One week. That's how much time Florida has to figure out some way to work around Gov. Rick Scott's indefensible rejection of a high-speed rail line from Orlando to Tampa and resurrect a project critical to Tampa Bay's economic future. It is a long shot at best, but there is a silver lining to this train wreck. From Washington to Tallahassee to Tampa Bay, a bipartisan cross-section of political and business leaders are working together in a desperate attempt salvage this huge opportunity for Florida. Federal officials should keep any open ear to this fast-developing, good-faith effort.
Transportation Secretary Ray LaHood agreed Thursday after meeting with Republican and Democratic members of the state's congressional delegation to give Florida another week to create a mechanism to accept $2.4 billion in federal funds for a high-speed rail line connecting Tampa and Orlando. LaHood's gesture was generous; plenty of states want the money already committed to Florida, and federal officials understandably want to get the money working through the nation's recovering economy as soon as possible. It is not much time, but it gives the state a chance to recover from the shock and think through a responsible way around the governor's rash decision.

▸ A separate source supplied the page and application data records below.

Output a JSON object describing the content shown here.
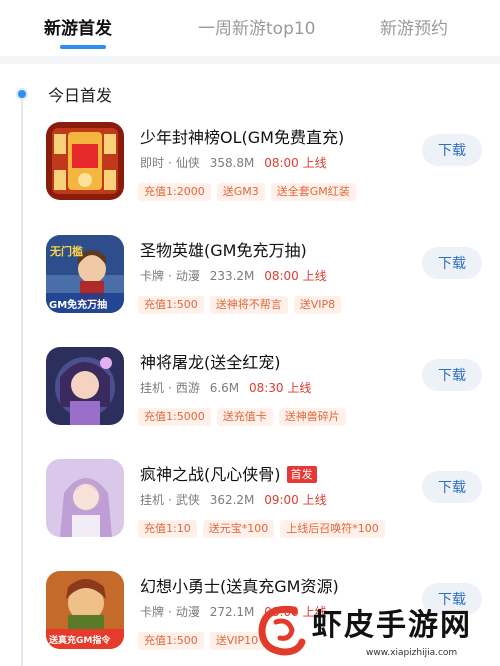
{
  "tabs": [
    {
      "label": "新游首发"
    },
    {
      "label": "一周新游top10"
    },
    {
      "label": "新游预约"
    }
  ],
  "section_title": "今日首发",
  "games": [
    {
      "title": "少年封神榜OL(GM免费直充)",
      "category": "即时",
      "subcategory": "仙侠",
      "size": "358.8M",
      "time": "08:00 上线",
      "tags": [
        "充值1:2000",
        "送GM3",
        "送全套GM红装"
      ],
      "button": "下载",
      "icon": "game-icon-fengshen"
    },
    {
      "title": "圣物英雄(GM免充万抽)",
      "category": "卡牌",
      "subcategory": "动漫",
      "size": "233.2M",
      "time": "08:00 上线",
      "tags": [
        "充值1:500",
        "送神将不帮言",
        "送VIP8"
      ],
      "icon_text": [
        "无门槛",
        "GM免充万抽"
      ],
      "button": "下载",
      "icon": "game-icon-hero"
    },
    {
      "title": "神将屠龙(送全红宠)",
      "category": "挂机",
      "subcategory": "西游",
      "size": "6.6M",
      "time": "08:30 上线",
      "tags": [
        "充值1:5000",
        "送充值卡",
        "送神兽碎片"
      ],
      "button": "下载",
      "icon": "game-icon-dragon"
    },
    {
      "title": "疯神之战(凡心侠骨)",
      "badge": "首发",
      "category": "挂机",
      "subcategory": "武侠",
      "size": "362.2M",
      "time": "09:00 上线",
      "tags": [
        "充值1:10",
        "送元宝*100",
        "上线后召唤符*100"
      ],
      "button": "下载",
      "icon": "game-icon-warrior"
    },
    {
      "title": "幻想小勇士(送真充GM资源)",
      "category": "卡牌",
      "subcategory": "动漫",
      "size": "272.1M",
      "time": "08:00 上线",
      "tags": [
        "充值1:500",
        "送VIP10"
      ],
      "icon_text": [
        "送真充GM指令"
      ],
      "button": "下载",
      "icon": "game-icon-braveheart"
    }
  ],
  "watermark": {
    "name": "虾皮手游网",
    "url": "www.xiapizhijia.com"
  },
  "colors": {
    "accent": "#2f8ff0",
    "time_red": "#e23b2e",
    "tag_text": "#e0673c",
    "tag_bg": "#fff1ea"
  }
}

This is uncharted territory. One idea floated Thursday by a bipartisan group of 26 Florida state senators calls for the money to run through a newly created state enterprise that promotes passenger rail. Under another proposal, the money would flow to local transportation agencies already in place between Tampa and Orlando. Those agencies could sign an agreement to work together in choosing a private company to build and operate the line under the state's existing competitive bidding process.
The framework, admittedly, is not nearly as desirable as having the state take the lead. But Scott created this problem, and the impact of rail on jobs, the economy and Florida's quality of life is too important for this decision to fall on protocol or inconvenience. Floridians should be impressed by the remarkable outpouring of bipartisan effort by political and business leaders at every level. These members of Congress, state legislators, mayors, county commissioners, business leaders and community activists should work hard to find a way to bring high-speed rail to Florida. The time is short and the odds are long, but perhaps creative thinking by many Floridians can overcome the narrow-mindedness of one.